The 2012 U.S. Biochar Conference will be held at SSU from July 29 to Aug. 1, bringing together growers, entrepreneurs, investors, scientists, policy makers, policy analysts, engineers, producers, users, and students focused on the topic of biochar technology.
The Sonoma Biochar Initiative (SBI) expects the conference to attract as many as 400 participants worldwide. To date over 120 professional abstracts have been received from professionals working in all aspects of biochar production and use. Biochar has the potential to help limit climate change while increasing soil fertility, raising agricultural productivity, and reducing pressure on forests, say SBI organizers.
Richard Heinberg, Senior Fellow-in-Residence of the non-profit Post Carbon Institute, has been selected as the keynote speaker.
Heinberg is widely regarded as one of the world's foremost peak oil educators. The author of ten books, including "The End of Growth: Adapting to our New Economic Reality" (June 2011), "Blackout: Coal, Climate, and the Last Energy Crisis" (2009), and "Peak Everything: Waking Up to the Century of Declines" (2007), he has also written many essays and articles that have appeared in journals such as Nature, The Ecologist, and The American Prospect, and on web sites such as Alternet.org, EnergyBulletin.net, and ProjectCensored.com.
"It may be an overstatement to say that biochar can save the world," says Heinberg. "But it does address some of the biggest environmental and human problems we face--climate change, topsoil depletion, and food shortages. We'd be foolish not to give this new/ancient technology a decent chance."
Raymond Baltar, SBI Director says the conference will significantly boost awareness of biochar's benefits in the local agricultural community and on the West Coast.
When done responsibly and sustainably, production and use of biochar have been shown to boost crop yields, build long lasting soil fertility, and conserve water.
"The fact that it can also sequester carbon for hundreds or even thousands of years holds great promise as a viable, scalable mitigation strategy for addressing climate change," he says.
Gaining increasing attention since 2007, biochar is elemental carbon obtained through high-temperature thermochemical decomposition of organic material (biomass) in the absence of oxygen (a process termed "pyrolysis"). The primary market for biochar is as a soil amendment, with many recent scientific studies worldwide showing it can increase agricultural yields, reduce inputs, and conserve irrigation water.
The production process also yields valuable by-products such as syngas, which can be used to produce renewable energy, and heat that can be used for drying or to produce steam.
Biochar sequesters carbon and its use mitigates existing carbon dioxide load in the atmosphere. Every pound of biochar in the soil is the equivalent of sequestering three pounds of carbon dioxide.
SBI was chosen by the United States Biochar Initiative (USBI) to host the conference for its practical, enterprising focus on biochar opportunities, the abundance of agricultural partners in the region, and the county's national standing as a leader in addressing climate change. SBI is working in partnership with the Sonoma Ecology Center on the event.

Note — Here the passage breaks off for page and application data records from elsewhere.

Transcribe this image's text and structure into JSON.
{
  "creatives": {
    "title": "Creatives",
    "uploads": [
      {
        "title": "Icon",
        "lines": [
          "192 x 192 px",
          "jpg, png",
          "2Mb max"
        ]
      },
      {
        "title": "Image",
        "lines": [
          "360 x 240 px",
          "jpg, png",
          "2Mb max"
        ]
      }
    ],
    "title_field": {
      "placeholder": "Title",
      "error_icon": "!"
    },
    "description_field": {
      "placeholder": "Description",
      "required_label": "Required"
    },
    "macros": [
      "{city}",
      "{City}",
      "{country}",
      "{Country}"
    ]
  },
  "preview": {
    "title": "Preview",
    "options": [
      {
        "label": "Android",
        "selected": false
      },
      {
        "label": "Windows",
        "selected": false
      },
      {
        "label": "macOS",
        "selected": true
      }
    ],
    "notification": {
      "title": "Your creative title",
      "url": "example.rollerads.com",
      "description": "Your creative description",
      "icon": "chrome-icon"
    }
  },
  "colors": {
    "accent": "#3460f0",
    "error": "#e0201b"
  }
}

"California's reputation for progressive environmental and energy policy and its extensive venture capital resources provide an excellent setting for showcasing this innovative technology," said conference director Oren Wool.
"The environmental professionals I speak with are excited about biochar's potential and possible influence in carbon markets. When I mention biochar to grape growers and farmers they are very receptive to building quality soil and conserving water."
The Sonoma Biochar Initiative is working with local farmers on the best way to get biochar into the ground in Sonoma County.
For more information, visit http://sonomabiocharinitiative.org.